There are many examples of highly effective animated ads. A few weeks ago, Perdue Chicken earned Ad of the Week honors with an animated spot called “Jim Perdue: You Are What You Eat” (Ace Score 646). And M&M’s snagged Brand of the Year recognition in 2012 thanks to its humorous series of ads featuring talking M&M’s. But these high-scoring ads tend to be the exception, not the rule. In fact, animated ads underperform their non-animated counterparts by 16 points on average (see Chart 1). And this trend is consistent across most categories. Among the 19 categories that aired at least three animated ads over the past two years, 13 of them (68%) had animated ads with a lower average score than non-animated ads within the category.

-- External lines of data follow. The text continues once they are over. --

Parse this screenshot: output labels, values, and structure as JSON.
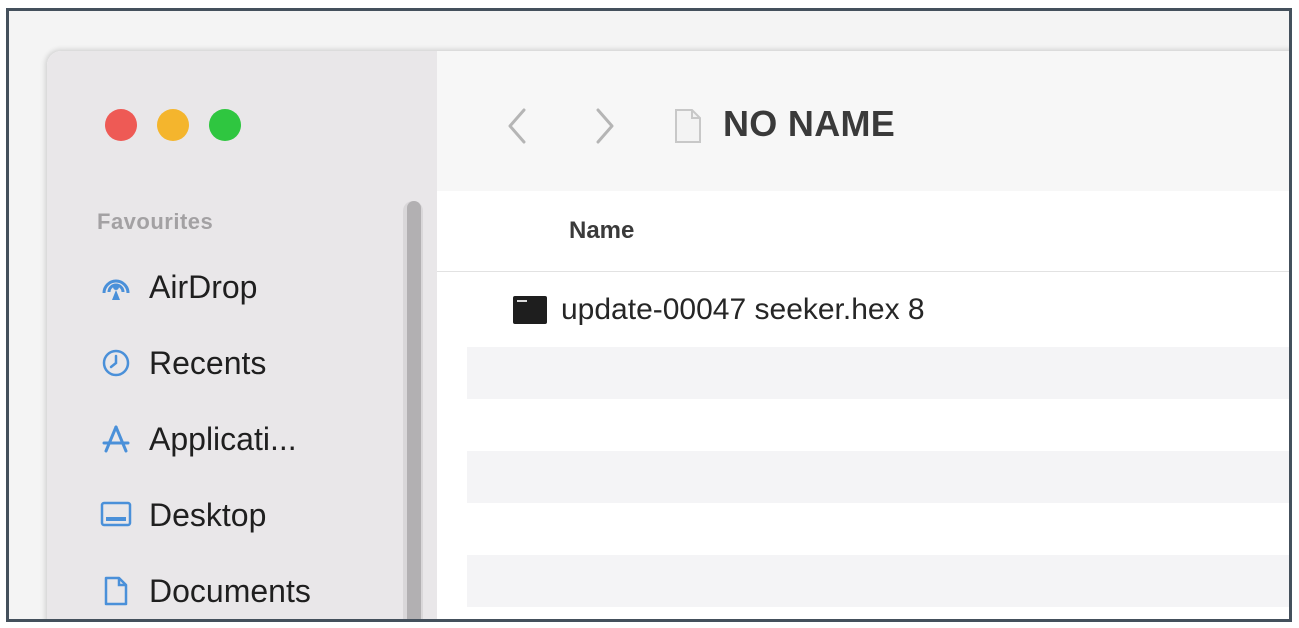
{
  "window": {
    "traffic_lights": {
      "close": "#ee5a55",
      "minimize": "#f4b52d",
      "zoom": "#2fc640"
    }
  },
  "sidebar": {
    "section_title": "Favourites",
    "items": [
      {
        "label": "AirDrop",
        "icon": "airdrop-icon"
      },
      {
        "label": "Recents",
        "icon": "clock-icon"
      },
      {
        "label": "Applicati...",
        "icon": "applications-icon"
      },
      {
        "label": "Desktop",
        "icon": "desktop-icon"
      },
      {
        "label": "Documents",
        "icon": "document-icon"
      }
    ]
  },
  "toolbar": {
    "back_icon": "chevron-left-icon",
    "forward_icon": "chevron-right-icon",
    "title": "NO NAME"
  },
  "file_list": {
    "columns": [
      "Name"
    ],
    "files": [
      {
        "name": "update-00047 seeker.hex 8",
        "icon": "executable-icon"
      }
    ]
  }
}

Drilling into the component scores, we found that the performance gap is widest in Information and Relevance, and narrowest in Attention and Likeability (see Chart 2). Animation, particularly when it’s lighthearted, is clearly not the format of choice for delivering informative content. The Relevance gap is selective. In some categories (e.g., Snacks, Soda, Candy & Gum) relevance doesn’t suffer when ads are animated. But in others (e.g., Investments, Footwear, Car Rental) the relevance gap is wide.
From a demographic perspective, we found that animated ads underperform non-animated ads much more significantly for female viewers than for male viewers. The male gap is 3 points, whereas the female gap is 25 points (see Chart 3). This skew is widest within the Investments and Liquor categories, but is reversed in Footwear, QSR and a handful of other categories. In another demographic vein, we found that age is a significant factor in animated-vs.-non-animated ad effectiveness. The score gap is much wider among older audiences than it is among younger audiences (see Chart 4) – over the years we appear to outgrow the need for our cartoon fix.
To be sure, animated ads tend to be most effective when they’re targeted at males and younger males in particular. Creative directors are certainly wise to this reality. A list of the categories that aired the most animated ads as a percentage of total ads show that Video Games rise to the top (see Table 1). Other categories that skew male (e.g., Investments, Car Rental and Liquor) also appear among the top 10 categories of the 90 that we track. See our recent blog post “He Said, She Said” for more details on male-female skew.
Finally, we pulled together a list of the diamonds in the rough. The top-scoring animated ads over the past two years reveal a diverse group of brands that aired great creative spots utilizing the animated format. Previously mentioned Perdue and M&M’s are both on the list, as are strong efforts from the likes of AT&T, Macy’s, Clorox and others. These are the spots that overcame the demographic handicaps inherent to the animated format. We’ll be watching for more of these stand-out performers in the future, with due recognition in our weekly, quarterly and annual awards.